WHAT IS EXPECTED ▸ Once every line containing "this" has been counted, report the total for the data and nothing else.

Stored dataset items
::::
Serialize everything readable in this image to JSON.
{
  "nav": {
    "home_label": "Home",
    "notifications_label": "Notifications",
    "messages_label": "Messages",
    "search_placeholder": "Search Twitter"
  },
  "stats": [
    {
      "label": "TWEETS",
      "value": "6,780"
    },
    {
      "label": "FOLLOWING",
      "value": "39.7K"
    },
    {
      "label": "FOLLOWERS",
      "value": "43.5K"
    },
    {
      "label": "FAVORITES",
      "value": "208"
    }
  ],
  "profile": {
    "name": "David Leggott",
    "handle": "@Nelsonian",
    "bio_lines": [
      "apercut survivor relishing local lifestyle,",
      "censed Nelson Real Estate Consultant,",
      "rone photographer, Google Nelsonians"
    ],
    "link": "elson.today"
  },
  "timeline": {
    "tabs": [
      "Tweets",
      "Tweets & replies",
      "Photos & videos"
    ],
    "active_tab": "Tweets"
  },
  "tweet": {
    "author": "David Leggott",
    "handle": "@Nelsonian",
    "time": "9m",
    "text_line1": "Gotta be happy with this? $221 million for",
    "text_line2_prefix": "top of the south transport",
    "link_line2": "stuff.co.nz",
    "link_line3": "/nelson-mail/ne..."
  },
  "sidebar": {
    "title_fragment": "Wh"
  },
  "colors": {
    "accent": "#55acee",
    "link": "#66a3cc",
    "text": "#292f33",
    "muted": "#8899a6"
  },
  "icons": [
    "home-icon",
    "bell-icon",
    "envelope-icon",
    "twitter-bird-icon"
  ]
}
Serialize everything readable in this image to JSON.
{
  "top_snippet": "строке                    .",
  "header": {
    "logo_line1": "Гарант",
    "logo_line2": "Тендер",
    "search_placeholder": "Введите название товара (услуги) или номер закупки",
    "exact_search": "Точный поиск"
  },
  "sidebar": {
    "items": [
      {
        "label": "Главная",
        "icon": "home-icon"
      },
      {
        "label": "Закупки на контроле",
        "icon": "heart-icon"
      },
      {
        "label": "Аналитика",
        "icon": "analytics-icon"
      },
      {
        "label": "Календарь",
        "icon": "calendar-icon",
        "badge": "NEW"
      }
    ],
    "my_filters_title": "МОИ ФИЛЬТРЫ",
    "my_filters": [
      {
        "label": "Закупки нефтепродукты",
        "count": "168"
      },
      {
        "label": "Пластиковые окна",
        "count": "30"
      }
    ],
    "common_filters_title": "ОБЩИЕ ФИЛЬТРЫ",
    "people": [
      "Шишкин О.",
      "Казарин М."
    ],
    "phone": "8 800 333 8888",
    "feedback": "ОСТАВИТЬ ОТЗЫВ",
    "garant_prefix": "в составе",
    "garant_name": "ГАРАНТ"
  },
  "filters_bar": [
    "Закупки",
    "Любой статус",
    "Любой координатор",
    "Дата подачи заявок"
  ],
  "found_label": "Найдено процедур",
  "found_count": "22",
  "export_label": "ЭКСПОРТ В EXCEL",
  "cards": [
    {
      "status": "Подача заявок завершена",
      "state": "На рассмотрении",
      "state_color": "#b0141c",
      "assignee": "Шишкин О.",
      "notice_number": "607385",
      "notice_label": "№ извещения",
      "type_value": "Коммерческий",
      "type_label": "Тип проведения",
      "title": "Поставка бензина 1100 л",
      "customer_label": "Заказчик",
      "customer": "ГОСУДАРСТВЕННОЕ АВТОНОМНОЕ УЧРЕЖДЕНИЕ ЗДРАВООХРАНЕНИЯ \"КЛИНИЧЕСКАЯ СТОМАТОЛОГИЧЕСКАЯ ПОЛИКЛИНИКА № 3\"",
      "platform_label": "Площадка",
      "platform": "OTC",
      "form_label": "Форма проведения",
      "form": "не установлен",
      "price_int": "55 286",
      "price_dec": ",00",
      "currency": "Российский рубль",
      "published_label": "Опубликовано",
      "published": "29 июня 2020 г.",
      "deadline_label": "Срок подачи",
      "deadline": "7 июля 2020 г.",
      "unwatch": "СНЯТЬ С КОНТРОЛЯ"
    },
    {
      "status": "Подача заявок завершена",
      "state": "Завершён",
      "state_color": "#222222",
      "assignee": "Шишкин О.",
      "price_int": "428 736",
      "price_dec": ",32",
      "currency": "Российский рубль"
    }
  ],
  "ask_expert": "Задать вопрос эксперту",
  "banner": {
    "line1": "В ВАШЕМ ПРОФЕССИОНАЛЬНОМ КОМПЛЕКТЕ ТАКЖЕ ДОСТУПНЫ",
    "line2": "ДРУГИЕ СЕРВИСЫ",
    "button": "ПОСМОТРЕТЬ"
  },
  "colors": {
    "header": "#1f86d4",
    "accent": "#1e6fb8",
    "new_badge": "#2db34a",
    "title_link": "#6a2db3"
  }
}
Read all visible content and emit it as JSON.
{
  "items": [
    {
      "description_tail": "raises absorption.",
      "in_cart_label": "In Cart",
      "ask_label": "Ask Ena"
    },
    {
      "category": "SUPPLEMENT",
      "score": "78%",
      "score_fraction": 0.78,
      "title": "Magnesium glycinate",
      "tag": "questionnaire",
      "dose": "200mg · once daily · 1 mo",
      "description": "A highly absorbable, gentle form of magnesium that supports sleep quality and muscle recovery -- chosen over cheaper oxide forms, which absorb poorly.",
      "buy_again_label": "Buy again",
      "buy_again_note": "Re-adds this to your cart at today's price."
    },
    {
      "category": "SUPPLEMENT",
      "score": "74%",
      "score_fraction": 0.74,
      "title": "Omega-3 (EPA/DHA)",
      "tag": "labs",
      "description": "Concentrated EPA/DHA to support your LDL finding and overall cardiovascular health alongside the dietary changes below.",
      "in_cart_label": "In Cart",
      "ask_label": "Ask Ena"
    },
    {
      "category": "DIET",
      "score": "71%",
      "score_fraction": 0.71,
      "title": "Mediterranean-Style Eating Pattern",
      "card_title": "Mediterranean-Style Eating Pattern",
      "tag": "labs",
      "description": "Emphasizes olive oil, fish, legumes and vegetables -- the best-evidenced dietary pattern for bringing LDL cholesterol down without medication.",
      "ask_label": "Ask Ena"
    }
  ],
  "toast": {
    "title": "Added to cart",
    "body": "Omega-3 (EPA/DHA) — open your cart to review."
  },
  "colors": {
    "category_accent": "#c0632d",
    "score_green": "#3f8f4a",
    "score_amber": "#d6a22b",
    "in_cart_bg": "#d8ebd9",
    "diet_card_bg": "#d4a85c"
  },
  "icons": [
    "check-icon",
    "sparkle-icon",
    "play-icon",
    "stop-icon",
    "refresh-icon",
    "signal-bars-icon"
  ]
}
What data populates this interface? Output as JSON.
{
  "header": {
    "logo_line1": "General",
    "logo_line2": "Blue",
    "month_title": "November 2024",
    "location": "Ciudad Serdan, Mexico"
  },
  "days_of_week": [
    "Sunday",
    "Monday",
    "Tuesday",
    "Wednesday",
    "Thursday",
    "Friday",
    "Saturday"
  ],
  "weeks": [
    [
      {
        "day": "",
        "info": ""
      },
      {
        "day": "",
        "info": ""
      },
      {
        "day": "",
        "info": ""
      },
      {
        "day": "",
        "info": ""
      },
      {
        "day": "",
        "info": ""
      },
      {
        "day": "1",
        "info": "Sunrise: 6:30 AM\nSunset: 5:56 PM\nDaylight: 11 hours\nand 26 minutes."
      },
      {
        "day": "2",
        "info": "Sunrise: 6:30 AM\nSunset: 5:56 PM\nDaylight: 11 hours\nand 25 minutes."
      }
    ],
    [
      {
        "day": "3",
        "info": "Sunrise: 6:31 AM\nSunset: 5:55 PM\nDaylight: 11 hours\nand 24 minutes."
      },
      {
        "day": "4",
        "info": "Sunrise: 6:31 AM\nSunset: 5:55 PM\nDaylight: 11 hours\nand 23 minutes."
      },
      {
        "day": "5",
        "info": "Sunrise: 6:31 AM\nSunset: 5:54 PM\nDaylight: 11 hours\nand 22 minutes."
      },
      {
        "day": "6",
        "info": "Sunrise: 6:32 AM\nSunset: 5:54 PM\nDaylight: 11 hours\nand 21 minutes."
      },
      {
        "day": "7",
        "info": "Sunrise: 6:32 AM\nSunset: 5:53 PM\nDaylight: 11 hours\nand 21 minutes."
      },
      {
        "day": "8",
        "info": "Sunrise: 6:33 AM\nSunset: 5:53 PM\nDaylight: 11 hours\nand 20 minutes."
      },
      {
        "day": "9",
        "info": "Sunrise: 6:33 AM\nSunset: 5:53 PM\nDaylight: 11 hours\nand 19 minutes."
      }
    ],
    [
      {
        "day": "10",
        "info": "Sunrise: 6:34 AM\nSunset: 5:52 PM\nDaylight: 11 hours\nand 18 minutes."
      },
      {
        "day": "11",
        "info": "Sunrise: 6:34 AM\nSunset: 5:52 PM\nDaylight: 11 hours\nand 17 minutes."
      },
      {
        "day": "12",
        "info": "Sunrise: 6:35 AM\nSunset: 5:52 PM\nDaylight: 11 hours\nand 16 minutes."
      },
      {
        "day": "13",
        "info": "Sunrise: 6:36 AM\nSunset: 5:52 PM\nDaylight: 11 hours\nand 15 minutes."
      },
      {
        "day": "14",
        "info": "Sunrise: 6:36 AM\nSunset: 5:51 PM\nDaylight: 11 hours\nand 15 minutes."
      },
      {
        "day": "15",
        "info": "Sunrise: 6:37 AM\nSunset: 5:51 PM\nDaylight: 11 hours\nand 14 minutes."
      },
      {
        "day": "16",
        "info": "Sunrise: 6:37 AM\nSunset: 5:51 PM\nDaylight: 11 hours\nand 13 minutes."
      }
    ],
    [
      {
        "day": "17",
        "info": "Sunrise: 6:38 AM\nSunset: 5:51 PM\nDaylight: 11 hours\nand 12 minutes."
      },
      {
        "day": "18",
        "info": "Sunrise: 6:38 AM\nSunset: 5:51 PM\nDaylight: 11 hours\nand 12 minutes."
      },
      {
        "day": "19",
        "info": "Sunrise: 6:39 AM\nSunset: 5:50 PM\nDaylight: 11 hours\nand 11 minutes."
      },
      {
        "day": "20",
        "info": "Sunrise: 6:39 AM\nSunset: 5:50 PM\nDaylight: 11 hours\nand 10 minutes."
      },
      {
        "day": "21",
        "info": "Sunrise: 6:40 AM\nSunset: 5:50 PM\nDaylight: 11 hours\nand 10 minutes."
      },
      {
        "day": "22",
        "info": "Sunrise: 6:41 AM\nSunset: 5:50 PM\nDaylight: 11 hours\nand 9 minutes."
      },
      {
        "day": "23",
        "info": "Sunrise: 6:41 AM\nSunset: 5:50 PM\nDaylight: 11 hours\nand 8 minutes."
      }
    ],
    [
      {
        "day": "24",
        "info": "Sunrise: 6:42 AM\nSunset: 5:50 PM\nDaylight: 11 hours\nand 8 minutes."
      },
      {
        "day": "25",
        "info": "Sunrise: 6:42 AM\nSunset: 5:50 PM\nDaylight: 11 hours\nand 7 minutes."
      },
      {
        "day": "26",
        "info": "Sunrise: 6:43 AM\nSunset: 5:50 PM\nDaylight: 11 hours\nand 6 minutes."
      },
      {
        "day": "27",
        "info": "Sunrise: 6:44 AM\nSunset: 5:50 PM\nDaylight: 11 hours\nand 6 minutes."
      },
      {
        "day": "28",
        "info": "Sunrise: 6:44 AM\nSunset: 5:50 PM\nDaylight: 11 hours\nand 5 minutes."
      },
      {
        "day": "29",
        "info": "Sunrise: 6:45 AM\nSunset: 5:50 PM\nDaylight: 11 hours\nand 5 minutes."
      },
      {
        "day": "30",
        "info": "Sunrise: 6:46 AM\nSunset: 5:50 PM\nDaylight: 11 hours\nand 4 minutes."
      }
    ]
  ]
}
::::
SOLUTION BELOW ▸ 5